Reprint all of the data below exactly as shown and skip every image.
^^^^
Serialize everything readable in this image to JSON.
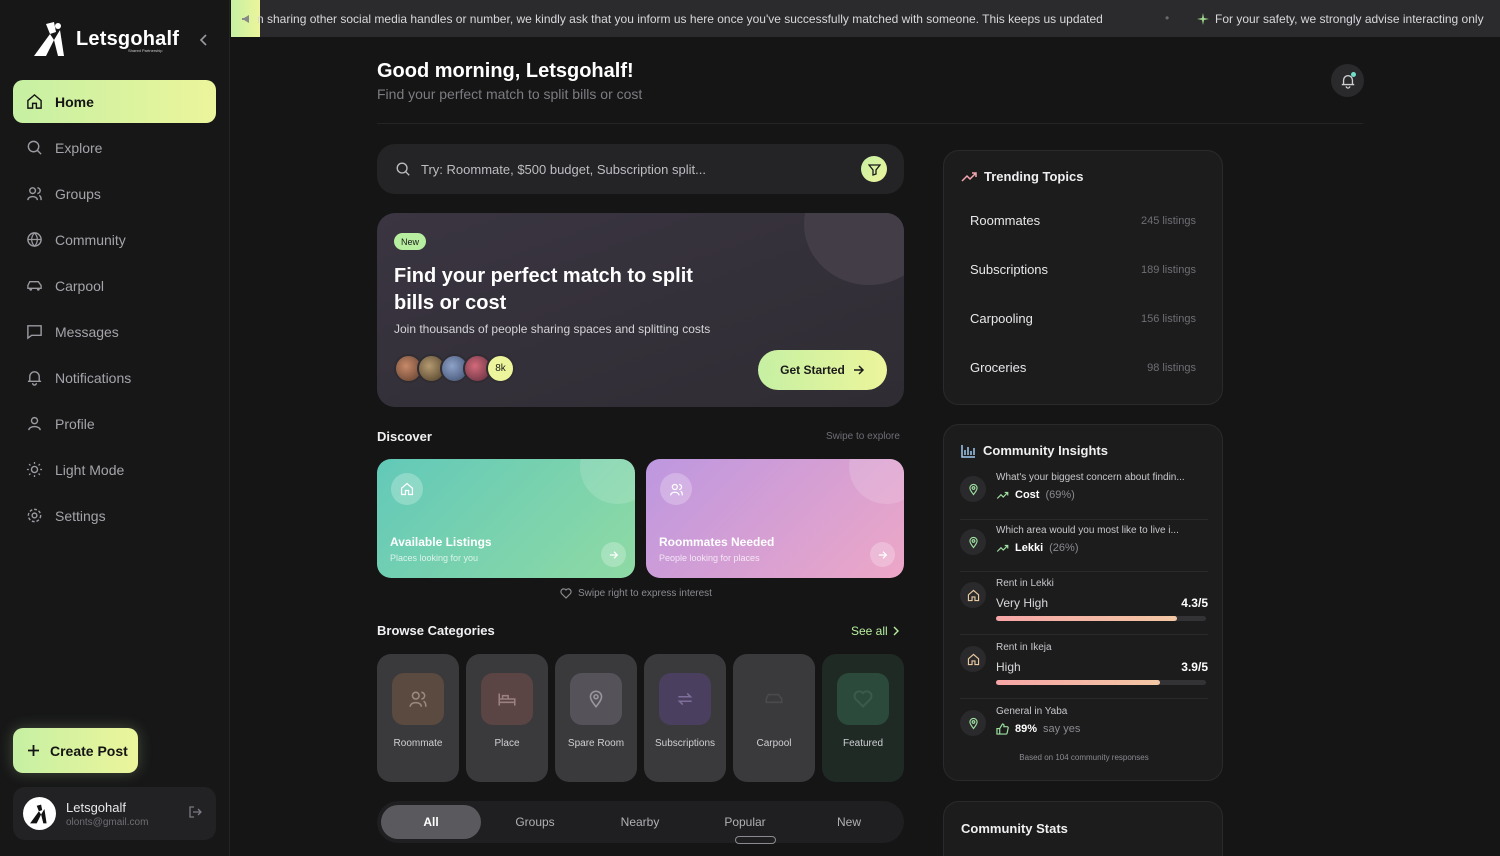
{
  "brand": {
    "name": "Letsgohalf",
    "tagline": "Shared Partnership"
  },
  "sidebar": {
    "nav": [
      {
        "label": "Home",
        "icon": "home-icon",
        "active": true
      },
      {
        "label": "Explore",
        "icon": "search-icon"
      },
      {
        "label": "Groups",
        "icon": "users-icon"
      },
      {
        "label": "Community",
        "icon": "globe-icon"
      },
      {
        "label": "Carpool",
        "icon": "car-icon"
      },
      {
        "label": "Messages",
        "icon": "message-icon"
      },
      {
        "label": "Notifications",
        "icon": "bell-icon"
      },
      {
        "label": "Profile",
        "icon": "user-icon"
      },
      {
        "label": "Light Mode",
        "icon": "sun-icon"
      },
      {
        "label": "Settings",
        "icon": "gear-icon"
      }
    ],
    "create_post": "Create Post",
    "user": {
      "name": "Letsgohalf",
      "email": "olonts@gmail.com"
    }
  },
  "announcement": {
    "text1": "n sharing other social media handles or number, we kindly ask that you inform us here once you've successfully matched with someone. This keeps us updated",
    "separator": "•",
    "text2": "For your safety, we strongly advise interacting only"
  },
  "header": {
    "greeting": "Good morning, Letsgohalf!",
    "subtitle": "Find your perfect match to split bills or cost"
  },
  "search": {
    "placeholder": "Try: Roommate, $500 budget, Subscription split..."
  },
  "hero": {
    "badge": "New",
    "title": "Find your perfect match to split bills or cost",
    "subtitle": "Join thousands of people sharing spaces and splitting costs",
    "avatar_count": "8k",
    "cta": "Get Started"
  },
  "discover": {
    "title": "Discover",
    "hint": "Swipe to explore",
    "cards": [
      {
        "title": "Available Listings",
        "subtitle": "Places looking for you"
      },
      {
        "title": "Roommates Needed",
        "subtitle": "People looking for places"
      }
    ],
    "swipe_hint": "Swipe right to express interest"
  },
  "categories": {
    "title": "Browse Categories",
    "see_all": "See all",
    "items": [
      {
        "label": "Roommate",
        "color": "#5a4a40"
      },
      {
        "label": "Place",
        "color": "#5a4444"
      },
      {
        "label": "Spare Room",
        "color": "#55525a"
      },
      {
        "label": "Subscriptions",
        "color": "#4a3f5e"
      },
      {
        "label": "Carpool",
        "color": "#3a3a3d"
      },
      {
        "label": "Featured",
        "color": "#2c4a3c"
      }
    ]
  },
  "filter_tabs": [
    "All",
    "Groups",
    "Nearby",
    "Popular",
    "New"
  ],
  "trending": {
    "title": "Trending Topics",
    "items": [
      {
        "name": "Roommates",
        "count": "245 listings"
      },
      {
        "name": "Subscriptions",
        "count": "189 listings"
      },
      {
        "name": "Carpooling",
        "count": "156 listings"
      },
      {
        "name": "Groceries",
        "count": "98 listings"
      }
    ]
  },
  "insights": {
    "title": "Community Insights",
    "polls": [
      {
        "question": "What's your biggest concern about findin...",
        "answer": "Cost",
        "pct": "(69%)"
      },
      {
        "question": "Which area would you most like to live i...",
        "answer": "Lekki",
        "pct": "(26%)"
      }
    ],
    "ratings": [
      {
        "label": "Rent in Lekki",
        "level": "Very High",
        "value": "4.3/5",
        "fraction": 0.86
      },
      {
        "label": "Rent in Ikeja",
        "level": "High",
        "value": "3.9/5",
        "fraction": 0.78
      }
    ],
    "general": {
      "label": "General in Yaba",
      "value": "89%",
      "suffix": "say yes"
    },
    "based_on": "Based on 104 community responses"
  },
  "stats": {
    "title": "Community Stats"
  },
  "colors": {
    "accent_start": "#c6f0a3",
    "accent_end": "#ecf59b",
    "background": "#151516"
  }
}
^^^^
*Answer for this exercise*:
Serialize everything readable in this image to JSON.
{
  "brand": {
    "name": "Letsgohalf",
    "tagline": "Shared Partnership"
  },
  "sidebar": {
    "nav": [
      {
        "label": "Home",
        "icon": "home-icon",
        "active": true
      },
      {
        "label": "Explore",
        "icon": "search-icon"
      },
      {
        "label": "Groups",
        "icon": "users-icon"
      },
      {
        "label": "Community",
        "icon": "globe-icon"
      },
      {
        "label": "Carpool",
        "icon": "car-icon"
      },
      {
        "label": "Messages",
        "icon": "message-icon"
      },
      {
        "label": "Notifications",
        "icon": "bell-icon"
      },
      {
        "label": "Profile",
        "icon": "user-icon"
      },
      {
        "label": "Light Mode",
        "icon": "sun-icon"
      },
      {
        "label": "Settings",
        "icon": "gear-icon"
      }
    ],
    "create_post": "Create Post",
    "user": {
      "name": "Letsgohalf",
      "email": "olonts@gmail.com"
    }
  },
  "announcement": {
    "text1": "n sharing other social media handles or number, we kindly ask that you inform us here once you've successfully matched with someone. This keeps us updated",
    "separator": "•",
    "text2": "For your safety, we strongly advise interacting only"
  },
  "header": {
    "greeting": "Good morning, Letsgohalf!",
    "subtitle": "Find your perfect match to split bills or cost"
  },
  "search": {
    "placeholder": "Try: Roommate, $500 budget, Subscription split..."
  },
  "hero": {
    "badge": "New",
    "title": "Find your perfect match to split bills or cost",
    "subtitle": "Join thousands of people sharing spaces and splitting costs",
    "avatar_count": "8k",
    "cta": "Get Started"
  },
  "discover": {
    "title": "Discover",
    "hint": "Swipe to explore",
    "cards": [
      {
        "title": "Available Listings",
        "subtitle": "Places looking for you"
      },
      {
        "title": "Roommates Needed",
        "subtitle": "People looking for places"
      }
    ],
    "swipe_hint": "Swipe right to express interest"
  },
  "categories": {
    "title": "Browse Categories",
    "see_all": "See all",
    "items": [
      {
        "label": "Roommate",
        "color": "#5a4a40"
      },
      {
        "label": "Place",
        "color": "#5a4444"
      },
      {
        "label": "Spare Room",
        "color": "#55525a"
      },
      {
        "label": "Subscriptions",
        "color": "#4a3f5e"
      },
      {
        "label": "Carpool",
        "color": "#3a3a3d"
      },
      {
        "label": "Featured",
        "color": "#2c4a3c"
      }
    ]
  },
  "filter_tabs": [
    "All",
    "Groups",
    "Nearby",
    "Popular",
    "New"
  ],
  "trending": {
    "title": "Trending Topics",
    "items": [
      {
        "name": "Roommates",
        "count": "245 listings"
      },
      {
        "name": "Subscriptions",
        "count": "189 listings"
      },
      {
        "name": "Carpooling",
        "count": "156 listings"
      },
      {
        "name": "Groceries",
        "count": "98 listings"
      }
    ]
  },
  "insights": {
    "title": "Community Insights",
    "polls": [
      {
        "question": "What's your biggest concern about findin...",
        "answer": "Cost",
        "pct": "(69%)"
      },
      {
        "question": "Which area would you most like to live i...",
        "answer": "Lekki",
        "pct": "(26%)"
      }
    ],
    "ratings": [
      {
        "label": "Rent in Lekki",
        "level": "Very High",
        "value": "4.3/5",
        "fraction": 0.86
      },
      {
        "label": "Rent in Ikeja",
        "level": "High",
        "value": "3.9/5",
        "fraction": 0.78
      }
    ],
    "general": {
      "label": "General in Yaba",
      "value": "89%",
      "suffix": "say yes"
    },
    "based_on": "Based on 104 community responses"
  },
  "stats": {
    "title": "Community Stats"
  },
  "colors": {
    "accent_start": "#c6f0a3",
    "accent_end": "#ecf59b",
    "background": "#151516"
  }
}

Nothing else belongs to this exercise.